### Your objective
Which lines below contain "SONRÍE"? Copy every one of them.

*** Data records

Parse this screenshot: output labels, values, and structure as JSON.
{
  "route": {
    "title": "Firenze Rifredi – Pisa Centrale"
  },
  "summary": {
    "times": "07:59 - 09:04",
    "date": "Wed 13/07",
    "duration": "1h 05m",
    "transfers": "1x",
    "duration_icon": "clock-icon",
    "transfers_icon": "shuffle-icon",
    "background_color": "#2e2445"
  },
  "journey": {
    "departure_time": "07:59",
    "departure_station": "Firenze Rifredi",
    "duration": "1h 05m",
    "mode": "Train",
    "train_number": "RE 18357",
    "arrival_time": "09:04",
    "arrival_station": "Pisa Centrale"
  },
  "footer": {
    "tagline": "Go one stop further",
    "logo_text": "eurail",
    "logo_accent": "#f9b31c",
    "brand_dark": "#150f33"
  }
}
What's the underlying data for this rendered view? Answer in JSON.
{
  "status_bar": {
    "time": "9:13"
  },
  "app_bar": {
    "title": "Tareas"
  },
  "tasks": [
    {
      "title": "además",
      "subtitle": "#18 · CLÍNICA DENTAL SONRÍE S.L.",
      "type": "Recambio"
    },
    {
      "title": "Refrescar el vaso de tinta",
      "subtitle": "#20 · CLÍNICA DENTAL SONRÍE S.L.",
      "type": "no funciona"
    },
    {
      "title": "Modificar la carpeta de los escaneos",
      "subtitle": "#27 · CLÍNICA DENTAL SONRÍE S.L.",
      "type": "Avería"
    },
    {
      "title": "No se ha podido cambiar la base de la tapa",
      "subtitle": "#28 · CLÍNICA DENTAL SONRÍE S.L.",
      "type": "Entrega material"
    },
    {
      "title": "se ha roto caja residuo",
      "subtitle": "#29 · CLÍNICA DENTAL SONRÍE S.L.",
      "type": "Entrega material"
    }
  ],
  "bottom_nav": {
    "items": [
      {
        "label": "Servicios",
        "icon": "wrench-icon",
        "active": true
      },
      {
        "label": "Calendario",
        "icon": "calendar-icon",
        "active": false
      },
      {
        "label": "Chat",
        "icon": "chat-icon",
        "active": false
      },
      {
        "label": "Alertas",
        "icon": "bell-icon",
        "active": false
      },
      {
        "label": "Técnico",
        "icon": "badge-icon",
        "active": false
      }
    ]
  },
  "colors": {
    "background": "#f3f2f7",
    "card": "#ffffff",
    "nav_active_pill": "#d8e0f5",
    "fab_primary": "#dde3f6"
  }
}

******

### Task result
      "subtitle": "#18 · CLÍNICA DENTAL SONRÍE S.L.",
      "subtitle": "#20 · CLÍNICA DENTAL SONRÍE S.L.",
      "subtitle": "#27 · CLÍNICA DENTAL SONRÍE S.L.",
      "subtitle": "#28 · CLÍNICA DENTAL SONRÍE S.L.",
      "subtitle": "#29 · CLÍNICA DENTAL SONRÍE S.L.",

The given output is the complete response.